_Work instructions:_
Find every line containing the word "Security" in the records below; report only how many there are.

_Data excerpts:_
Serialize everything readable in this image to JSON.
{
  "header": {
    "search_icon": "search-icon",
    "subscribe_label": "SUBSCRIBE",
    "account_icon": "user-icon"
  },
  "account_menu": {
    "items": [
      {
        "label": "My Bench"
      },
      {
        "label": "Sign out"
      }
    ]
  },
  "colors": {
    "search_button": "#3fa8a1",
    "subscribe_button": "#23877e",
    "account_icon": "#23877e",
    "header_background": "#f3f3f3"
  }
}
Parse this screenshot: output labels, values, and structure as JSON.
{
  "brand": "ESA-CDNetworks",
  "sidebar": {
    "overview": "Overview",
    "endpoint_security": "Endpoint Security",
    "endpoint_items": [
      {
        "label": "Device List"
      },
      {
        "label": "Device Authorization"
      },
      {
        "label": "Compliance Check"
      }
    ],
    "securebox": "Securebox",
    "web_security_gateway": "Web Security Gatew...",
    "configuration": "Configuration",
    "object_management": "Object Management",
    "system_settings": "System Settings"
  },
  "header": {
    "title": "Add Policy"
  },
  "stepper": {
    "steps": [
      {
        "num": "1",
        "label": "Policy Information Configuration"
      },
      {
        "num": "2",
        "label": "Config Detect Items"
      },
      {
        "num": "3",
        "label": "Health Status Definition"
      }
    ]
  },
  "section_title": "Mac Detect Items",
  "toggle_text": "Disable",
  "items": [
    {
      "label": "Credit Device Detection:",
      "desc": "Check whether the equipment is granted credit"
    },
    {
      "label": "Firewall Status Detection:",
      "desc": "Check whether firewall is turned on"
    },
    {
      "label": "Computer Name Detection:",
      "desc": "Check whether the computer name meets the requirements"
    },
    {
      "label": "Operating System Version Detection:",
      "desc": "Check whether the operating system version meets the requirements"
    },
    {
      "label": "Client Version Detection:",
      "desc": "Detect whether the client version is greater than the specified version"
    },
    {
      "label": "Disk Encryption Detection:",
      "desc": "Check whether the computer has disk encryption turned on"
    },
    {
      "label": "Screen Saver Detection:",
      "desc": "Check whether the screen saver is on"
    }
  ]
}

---

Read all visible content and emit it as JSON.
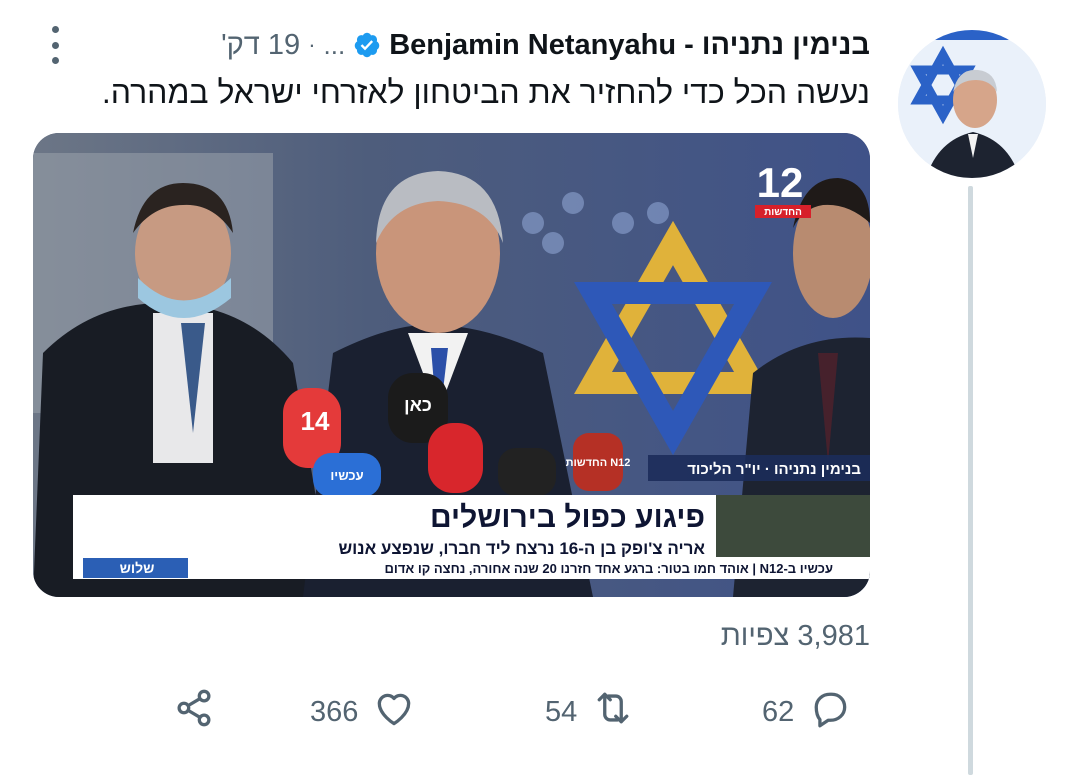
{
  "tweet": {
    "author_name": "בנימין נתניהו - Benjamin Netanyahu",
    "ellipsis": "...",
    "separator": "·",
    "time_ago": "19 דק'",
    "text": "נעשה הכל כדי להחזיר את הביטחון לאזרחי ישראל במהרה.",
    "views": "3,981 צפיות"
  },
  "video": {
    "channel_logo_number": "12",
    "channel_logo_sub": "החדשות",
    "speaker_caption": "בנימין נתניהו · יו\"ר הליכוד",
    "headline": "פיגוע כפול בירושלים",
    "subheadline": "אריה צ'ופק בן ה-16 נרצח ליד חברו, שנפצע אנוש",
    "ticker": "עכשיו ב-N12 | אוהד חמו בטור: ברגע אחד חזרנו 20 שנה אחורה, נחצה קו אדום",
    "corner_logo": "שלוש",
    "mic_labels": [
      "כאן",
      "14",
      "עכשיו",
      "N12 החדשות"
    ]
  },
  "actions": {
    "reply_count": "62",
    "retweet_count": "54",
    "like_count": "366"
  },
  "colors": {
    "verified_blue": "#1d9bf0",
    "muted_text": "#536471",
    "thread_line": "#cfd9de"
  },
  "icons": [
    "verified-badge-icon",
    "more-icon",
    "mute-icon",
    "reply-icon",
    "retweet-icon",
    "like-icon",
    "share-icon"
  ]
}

_Task output:_
2